Rivera continued: "Or basketball — if I’m talented enough, I can be drafted, and I can be playing NBA basketball within a year or two. The boys trying to navigate through that, and the ones that are playing baseball is because they really, really, really have passion for the game of baseball, and they stay with baseball."

According to Rivera, Latin players have overwhelmingly picked baseball because they're familiar with it: "We don’t know how to play football," the all-time great closer said. "Basketball is taking a little bit more, and soccer is taking a little bit more of that chunk of it. But they see baseball like, ‘We’re gonna go through the system, and we’re gonna take our time. And we’re gonna go to the big leagues.’ That’s why you see a lot of players from Latin countries versus African American players, because they figure we have talent enough to be able to play this sport, and I will be making money quicker than baseball."

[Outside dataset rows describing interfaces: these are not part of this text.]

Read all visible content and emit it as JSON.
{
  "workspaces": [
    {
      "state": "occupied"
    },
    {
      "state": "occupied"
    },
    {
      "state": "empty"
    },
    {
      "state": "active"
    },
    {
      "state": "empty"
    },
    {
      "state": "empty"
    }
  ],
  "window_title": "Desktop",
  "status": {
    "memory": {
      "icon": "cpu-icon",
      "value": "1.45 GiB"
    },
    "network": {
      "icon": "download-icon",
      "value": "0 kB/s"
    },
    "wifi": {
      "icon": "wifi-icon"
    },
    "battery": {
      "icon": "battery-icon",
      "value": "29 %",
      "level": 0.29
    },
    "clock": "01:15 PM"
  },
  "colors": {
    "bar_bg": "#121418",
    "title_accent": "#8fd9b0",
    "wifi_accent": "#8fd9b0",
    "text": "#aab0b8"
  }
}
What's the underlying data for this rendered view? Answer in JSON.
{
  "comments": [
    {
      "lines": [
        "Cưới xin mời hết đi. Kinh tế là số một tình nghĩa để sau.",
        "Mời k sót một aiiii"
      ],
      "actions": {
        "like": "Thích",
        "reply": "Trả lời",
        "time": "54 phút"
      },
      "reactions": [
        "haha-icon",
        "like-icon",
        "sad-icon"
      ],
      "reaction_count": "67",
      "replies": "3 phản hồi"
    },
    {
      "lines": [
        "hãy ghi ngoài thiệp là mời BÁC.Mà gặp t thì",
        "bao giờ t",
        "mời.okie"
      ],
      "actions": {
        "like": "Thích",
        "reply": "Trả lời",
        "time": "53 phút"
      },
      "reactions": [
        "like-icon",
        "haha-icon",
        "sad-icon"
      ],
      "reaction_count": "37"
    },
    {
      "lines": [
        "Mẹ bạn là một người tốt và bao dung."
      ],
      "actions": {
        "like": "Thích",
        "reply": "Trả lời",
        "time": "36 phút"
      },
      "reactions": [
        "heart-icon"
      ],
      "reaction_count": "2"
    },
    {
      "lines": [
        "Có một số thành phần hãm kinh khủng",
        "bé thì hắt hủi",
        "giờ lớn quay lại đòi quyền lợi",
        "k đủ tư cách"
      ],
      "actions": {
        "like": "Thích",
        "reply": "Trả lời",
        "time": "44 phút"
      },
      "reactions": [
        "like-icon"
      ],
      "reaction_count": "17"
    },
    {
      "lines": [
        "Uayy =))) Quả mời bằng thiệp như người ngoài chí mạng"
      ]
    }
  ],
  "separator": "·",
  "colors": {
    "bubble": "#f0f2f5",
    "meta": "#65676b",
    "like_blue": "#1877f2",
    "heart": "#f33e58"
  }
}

Larkin and Rivera Team Up

The two former stars have recently combined to start a professional baseball league in South Asia to try and increase participation in countries like India.

Larkin told Fox News that he and Rivera can bring their vast experience to young players in hopes that they can increase the level of instruction there:

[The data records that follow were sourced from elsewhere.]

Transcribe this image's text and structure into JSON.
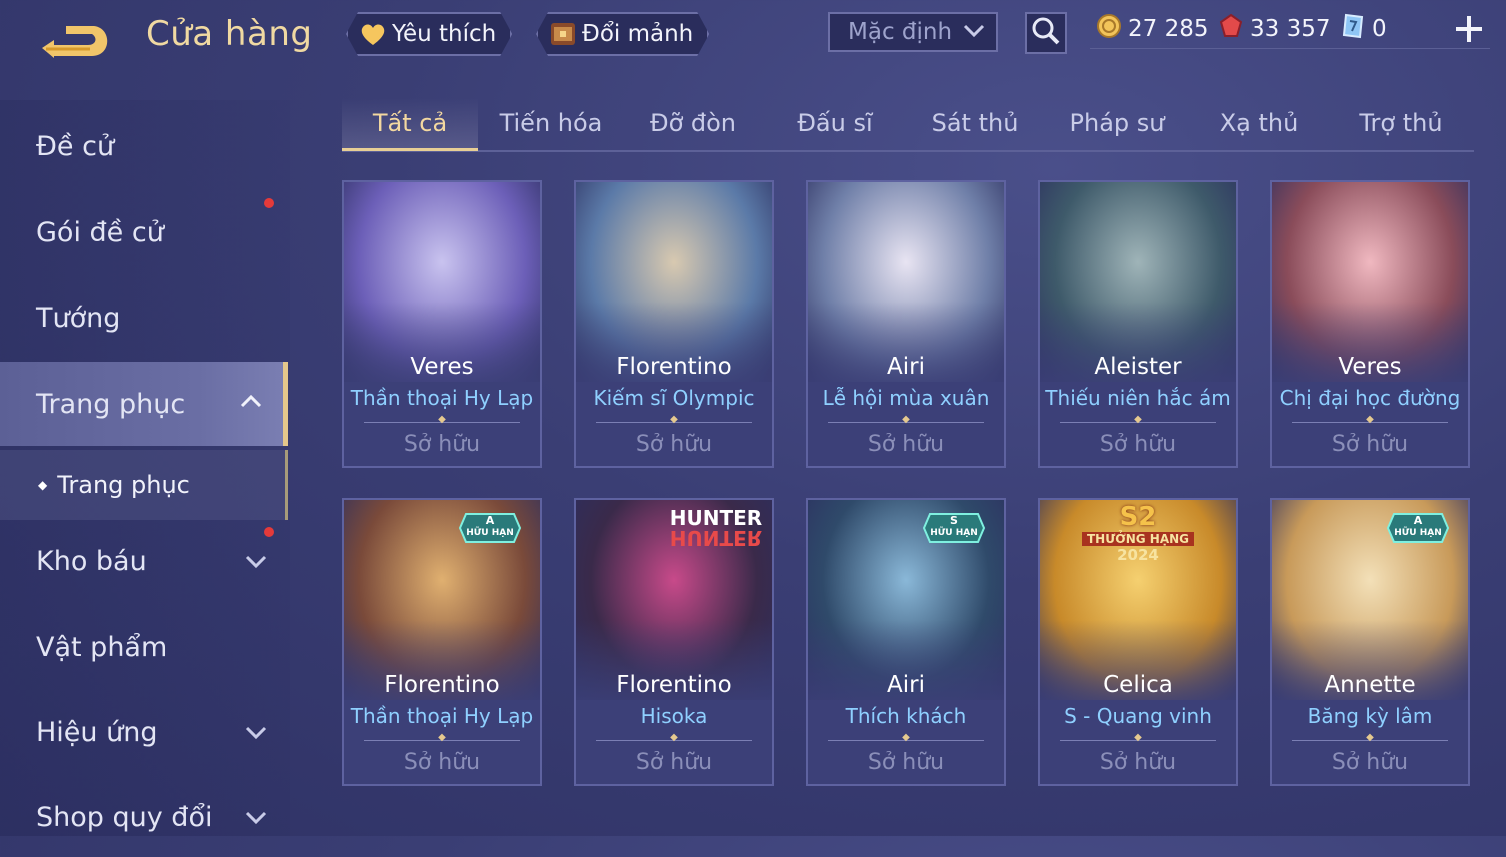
{
  "header": {
    "title": "Cửa hàng",
    "favorites_label": "Yêu thích",
    "exchange_label": "Đổi mảnh",
    "sort_value": "Mặc định",
    "currencies": [
      {
        "icon": "gold-coin-icon",
        "value": "27 285"
      },
      {
        "icon": "red-gem-icon",
        "value": "33 357"
      },
      {
        "icon": "voucher-icon",
        "value": "0"
      }
    ]
  },
  "sidebar": {
    "items": [
      {
        "label": "Đề cử"
      },
      {
        "label": "Gói đề cử"
      },
      {
        "label": "Tướng"
      },
      {
        "label": "Trang phục"
      },
      {
        "label": "Trang phục"
      },
      {
        "label": "Kho báu"
      },
      {
        "label": "Vật phẩm"
      },
      {
        "label": "Hiệu ứng"
      },
      {
        "label": "Shop quy đổi"
      }
    ]
  },
  "tabs": [
    "Tất cả",
    "Tiến hóa",
    "Đỡ đòn",
    "Đấu sĩ",
    "Sát thủ",
    "Pháp sư",
    "Xạ thủ",
    "Trợ thủ"
  ],
  "cards": [
    {
      "hero": "Veres",
      "skin": "Thần thoại Hy Lạp",
      "status": "Sở hữu",
      "palette": [
        "#6c5fb8",
        "#c9c3ef"
      ]
    },
    {
      "hero": "Florentino",
      "skin": "Kiếm sĩ Olympic",
      "status": "Sở hữu",
      "palette": [
        "#5b7aa8",
        "#d8c9b0"
      ]
    },
    {
      "hero": "Airi",
      "skin": "Lễ hội mùa xuân",
      "status": "Sở hữu",
      "palette": [
        "#6f7fa8",
        "#e8e4f2"
      ]
    },
    {
      "hero": "Aleister",
      "skin": "Thiếu niên hắc ám",
      "status": "Sở hữu",
      "palette": [
        "#3e5a6a",
        "#9fb4b8"
      ]
    },
    {
      "hero": "Veres",
      "skin": "Chị đại học đường",
      "status": "Sở hữu",
      "palette": [
        "#8a4c5a",
        "#f0b8c0"
      ]
    },
    {
      "hero": "Florentino",
      "skin": "Thần thoại Hy Lạp",
      "status": "Sở hữu",
      "palette": [
        "#7a4a3a",
        "#e0b070"
      ],
      "badge": {
        "grade": "A",
        "text": "HỮU HẠN"
      }
    },
    {
      "hero": "Florentino",
      "skin": "Hisoka",
      "status": "Sở hữu",
      "palette": [
        "#3a2a4a",
        "#c84a8a"
      ],
      "logo": {
        "line1": "HUNTER",
        "line2": "HUNTER"
      }
    },
    {
      "hero": "Airi",
      "skin": "Thích khách",
      "status": "Sở hữu",
      "palette": [
        "#2f4a6a",
        "#8ab8d8"
      ],
      "badge": {
        "grade": "S",
        "text": "HỮU HẠN"
      }
    },
    {
      "hero": "Celica",
      "skin": "S - Quang vinh",
      "status": "Sở hữu",
      "palette": [
        "#c88a2a",
        "#f5d070"
      ],
      "logo": {
        "line1": "S2",
        "line2": "THƯỞNG HẠNG",
        "line3": "2024"
      }
    },
    {
      "hero": "Annette",
      "skin": "Băng kỳ lâm",
      "status": "Sở hữu",
      "palette": [
        "#c89a5a",
        "#f3e0b8"
      ],
      "badge": {
        "grade": "A",
        "text": "HỮU HẠN"
      }
    }
  ]
}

"I think, sporadically, there is baseball being played in these different countries. The question is what is the information, who's teaching them, what information are they getting?" Larkin added. "So, obviously, what Mariano and I bring is very, very high-level curriculum that's able to be dumbed down for whatever effort level it is. That really is the biggest thing."

He was also asked about one of the storylines brought up around the World Series, namely the lack of U.S. born black players participating.

"It’s poignant, the fact that there is not one African American participating in the World Series," Larkin lamented. "I think it is great that it was pointed out, and Major League Baseball, to their credit, is doing stuff to address that. But, obviously, it’s a participation – just a numbers game. More minorities that will participate, more specifically African American players that will participate, there’s gonna be a greater chance that they will be playing on a team that could possibly play in a World Series. 

Larkin is right that if more African American players play in MLB, there will be more chances to make World Series rosters.

But there are black players in the World Series, they just don't happen to be born in the United States.


Not to mention that multiple U.S. born black players didn't make the rosters for various different reasons.

Larkin's own son provides an example of the inherent challenges involved too. Far from some grand policy flaw of MLB's causing a lack of black players, some of it is unavoidable societal dynamics.

When the son of a Hall of Famer loses interest that quickly, you know there's a lot of work to be done.

Written by
Ian Miller is a former award watching high school actor, author, and long suffering Dodgers fan. He spends most of his time golfing, traveling, reading about World War I history, and trying to get the remote back from his dog. Follow him on Twitter @ianmSC